Lately I’ve been keeping it in a jewelry box between the beaded necklace my son made for me in kindergarten and my North Carolinian great grandmother’s wedding band, which I want to have restored. I don’t remember the last time I wore my disfigured ring.

A few days ago, I was driving down a one-lane road, thinking of what was in my refrigerator that I could improvise for dinner. My three kids were lost in some imaginings; I caught each of their gazes at the previous stop light, looking out at the dirt-tinged snow, on the margin of the asphalt, dissolving into puddles of running streams.

My four year old daughter’s small voice perked up.

“Mama, where is your ring?” she asked.

“What ring?”

“The one for marrying. The one you used to wear,” she said.

“It’s put away. God willing, I’ll go home and dig it up again.”


31 Jan

My very Arab husband was sick all weekend…the kind of sick that makes you want to drink a bottle of cough syrup and wake up a new man or woman, whenever the case may be.

He remained pathetic looking from Friday afternoon till now. I walked in on his sick room several times to find him staring at the bare wall, he appeared shell-shocked, but he held off going to urgent care because the co-pay is double the cost of a regular office visit. No surprise. The year I was pregnant with our first child, he also underwent emergency surgery- from his hospital bed he declared victory over the insurance company, “We got them!”  Sweet victory. 

Truth be told, he has rubbed off on me. I encouraged him to, “Take it like a man,” all weekend. After enduring three child labors, two of them natural, it’s hard to conjure sympathy, but I did muster a little.

Poor Baba, he was up very early this morning with chills and coughing something awful. He inched his way slowly to the edge of the couch, grimacing, with sound effects, and announced he was finally going to the doctor. 

“Baby, I said, chill out. I’ll call their office at 8 a.m. when they open and make an appointment for you. I’ll keep calling until they answer.”

He continued to get dressed, then shuffled to the door, outfitted with several layers and a hat that looked like it could sustain a burly man through a Siberian winter. My husband and all of my in-laws believe, as much as they do in God, that cold temperatures are responsible for 99.9% of illness, even stomach viruses.

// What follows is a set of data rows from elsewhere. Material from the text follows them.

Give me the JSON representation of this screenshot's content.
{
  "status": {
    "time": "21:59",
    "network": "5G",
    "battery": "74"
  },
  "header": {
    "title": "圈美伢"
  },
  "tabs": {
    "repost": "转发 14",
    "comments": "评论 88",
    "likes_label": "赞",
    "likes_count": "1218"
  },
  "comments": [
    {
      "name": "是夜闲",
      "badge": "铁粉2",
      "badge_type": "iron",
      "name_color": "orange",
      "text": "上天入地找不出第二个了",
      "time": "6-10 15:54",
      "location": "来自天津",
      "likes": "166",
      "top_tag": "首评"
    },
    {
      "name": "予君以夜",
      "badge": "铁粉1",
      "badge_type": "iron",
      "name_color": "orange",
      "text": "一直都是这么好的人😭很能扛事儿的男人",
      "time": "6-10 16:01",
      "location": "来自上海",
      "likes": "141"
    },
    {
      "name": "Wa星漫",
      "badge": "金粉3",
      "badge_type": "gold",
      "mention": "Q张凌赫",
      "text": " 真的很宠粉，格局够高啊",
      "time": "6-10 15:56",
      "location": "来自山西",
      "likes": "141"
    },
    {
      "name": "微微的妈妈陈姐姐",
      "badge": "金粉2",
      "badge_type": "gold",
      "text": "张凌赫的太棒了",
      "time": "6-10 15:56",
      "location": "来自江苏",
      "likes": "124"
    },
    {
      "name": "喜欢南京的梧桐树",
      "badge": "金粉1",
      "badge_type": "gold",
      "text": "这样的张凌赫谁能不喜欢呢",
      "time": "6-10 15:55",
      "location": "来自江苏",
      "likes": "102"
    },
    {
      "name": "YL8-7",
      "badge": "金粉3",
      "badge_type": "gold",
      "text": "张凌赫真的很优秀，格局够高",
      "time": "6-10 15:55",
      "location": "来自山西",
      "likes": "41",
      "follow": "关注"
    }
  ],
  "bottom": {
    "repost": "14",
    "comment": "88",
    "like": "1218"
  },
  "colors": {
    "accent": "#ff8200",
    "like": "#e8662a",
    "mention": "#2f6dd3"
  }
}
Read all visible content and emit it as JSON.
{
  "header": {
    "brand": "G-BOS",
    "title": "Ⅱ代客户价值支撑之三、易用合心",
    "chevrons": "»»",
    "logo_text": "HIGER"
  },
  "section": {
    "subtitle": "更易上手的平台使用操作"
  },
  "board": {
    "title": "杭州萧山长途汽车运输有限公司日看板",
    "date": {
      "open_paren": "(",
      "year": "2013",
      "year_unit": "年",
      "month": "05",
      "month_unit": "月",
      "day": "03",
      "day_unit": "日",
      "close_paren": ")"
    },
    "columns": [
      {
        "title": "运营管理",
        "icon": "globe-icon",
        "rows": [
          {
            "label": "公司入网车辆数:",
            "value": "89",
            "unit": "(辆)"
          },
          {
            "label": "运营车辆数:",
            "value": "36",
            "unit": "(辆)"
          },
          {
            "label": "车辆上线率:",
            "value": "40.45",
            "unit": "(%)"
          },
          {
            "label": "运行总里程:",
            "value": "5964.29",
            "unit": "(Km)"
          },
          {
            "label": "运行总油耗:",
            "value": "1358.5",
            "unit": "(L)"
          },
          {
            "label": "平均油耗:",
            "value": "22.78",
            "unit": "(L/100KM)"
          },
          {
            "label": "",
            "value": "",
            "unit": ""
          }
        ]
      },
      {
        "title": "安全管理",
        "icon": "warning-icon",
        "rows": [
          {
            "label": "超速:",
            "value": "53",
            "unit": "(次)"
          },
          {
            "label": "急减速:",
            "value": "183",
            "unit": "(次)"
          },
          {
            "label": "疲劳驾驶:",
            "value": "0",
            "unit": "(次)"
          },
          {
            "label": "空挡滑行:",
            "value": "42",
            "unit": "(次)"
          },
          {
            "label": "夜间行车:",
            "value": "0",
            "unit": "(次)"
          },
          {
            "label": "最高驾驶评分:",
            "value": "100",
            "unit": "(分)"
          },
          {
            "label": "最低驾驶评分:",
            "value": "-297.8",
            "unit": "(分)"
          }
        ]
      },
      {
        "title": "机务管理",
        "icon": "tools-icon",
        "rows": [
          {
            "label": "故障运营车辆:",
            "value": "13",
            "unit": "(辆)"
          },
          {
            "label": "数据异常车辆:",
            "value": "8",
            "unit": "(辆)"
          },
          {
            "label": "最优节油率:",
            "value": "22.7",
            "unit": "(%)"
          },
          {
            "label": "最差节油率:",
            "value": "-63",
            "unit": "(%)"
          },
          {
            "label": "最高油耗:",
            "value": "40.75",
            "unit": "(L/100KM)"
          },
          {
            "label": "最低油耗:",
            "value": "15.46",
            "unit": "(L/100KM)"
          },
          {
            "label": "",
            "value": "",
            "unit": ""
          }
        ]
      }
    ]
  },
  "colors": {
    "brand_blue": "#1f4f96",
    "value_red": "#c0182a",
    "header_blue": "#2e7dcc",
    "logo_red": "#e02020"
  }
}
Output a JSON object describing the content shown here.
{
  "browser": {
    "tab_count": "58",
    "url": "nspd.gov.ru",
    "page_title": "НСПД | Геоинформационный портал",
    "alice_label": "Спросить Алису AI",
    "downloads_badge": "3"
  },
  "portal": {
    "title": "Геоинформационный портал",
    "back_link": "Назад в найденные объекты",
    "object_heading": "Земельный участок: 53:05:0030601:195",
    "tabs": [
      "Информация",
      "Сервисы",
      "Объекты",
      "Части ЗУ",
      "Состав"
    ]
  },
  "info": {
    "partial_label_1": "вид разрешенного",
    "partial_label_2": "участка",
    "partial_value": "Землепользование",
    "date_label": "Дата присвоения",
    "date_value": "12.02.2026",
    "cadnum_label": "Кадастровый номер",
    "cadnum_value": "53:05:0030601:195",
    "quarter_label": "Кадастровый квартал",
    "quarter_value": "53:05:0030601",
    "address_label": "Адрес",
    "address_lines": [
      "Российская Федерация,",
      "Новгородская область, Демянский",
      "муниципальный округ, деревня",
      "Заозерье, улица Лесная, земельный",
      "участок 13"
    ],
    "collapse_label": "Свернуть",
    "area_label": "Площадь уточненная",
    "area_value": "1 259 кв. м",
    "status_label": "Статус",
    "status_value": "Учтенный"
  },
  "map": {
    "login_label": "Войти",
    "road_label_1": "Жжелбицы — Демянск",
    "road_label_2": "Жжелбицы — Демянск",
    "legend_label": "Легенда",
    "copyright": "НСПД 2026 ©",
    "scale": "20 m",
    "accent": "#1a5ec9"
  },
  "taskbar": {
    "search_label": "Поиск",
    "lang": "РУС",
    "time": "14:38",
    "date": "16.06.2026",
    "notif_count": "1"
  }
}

I’ve earned the reputation of a trailer trash mama for letting my kids sleep with the window cracked in the springtime. Once, I even found a doctor in Morocco to declare that viruses cause illness, not strictly cold weather, to which they simply replied, “wa’kha,” which, in the Moroccan Arabic dialect can take on a lot of meanings, but in this instance it was a polite way of communicating, “O.k., if that is what you want to believe.”

So, my husband stands there at the door, looking like he is going to harness his sled dogs to journey, and I remind him again: “Baby, please don’t be stubborn, you must make an appointment before going to the doctor; it’s called a same-day appointment.”  He has lived in America for going on 18 years and I wonder why I have to remind him of these facts. 

“Wa’kha,” he tells me.

“No, really,” I persist.

His last statement was: “It’s alright, they know me.”

“Wa’kha,” I retort.

When he left, I chuckled, assured that he would likely be seen within the hour.  An hour and a half later he calls me to say he is on the way to the pharmacy. The doctor thinks he has pneumonia and gave him four prescriptions.  He will go back for a check-up on Friday, presumably, without an appointment- God willing.

I would be shy to attempt walking in on a doctor that works by appointments; he is too set in his ways to attempt anything else. He genuinely thinks I am the one who is confused. How does the saying go? You can take the man out of Morocco but you can’t take…..

You know the rest. 

To all the doctors out there who have ever taken care of my very Arab husband, and who ever will in the future…thank you from the bottom of my collard green heart.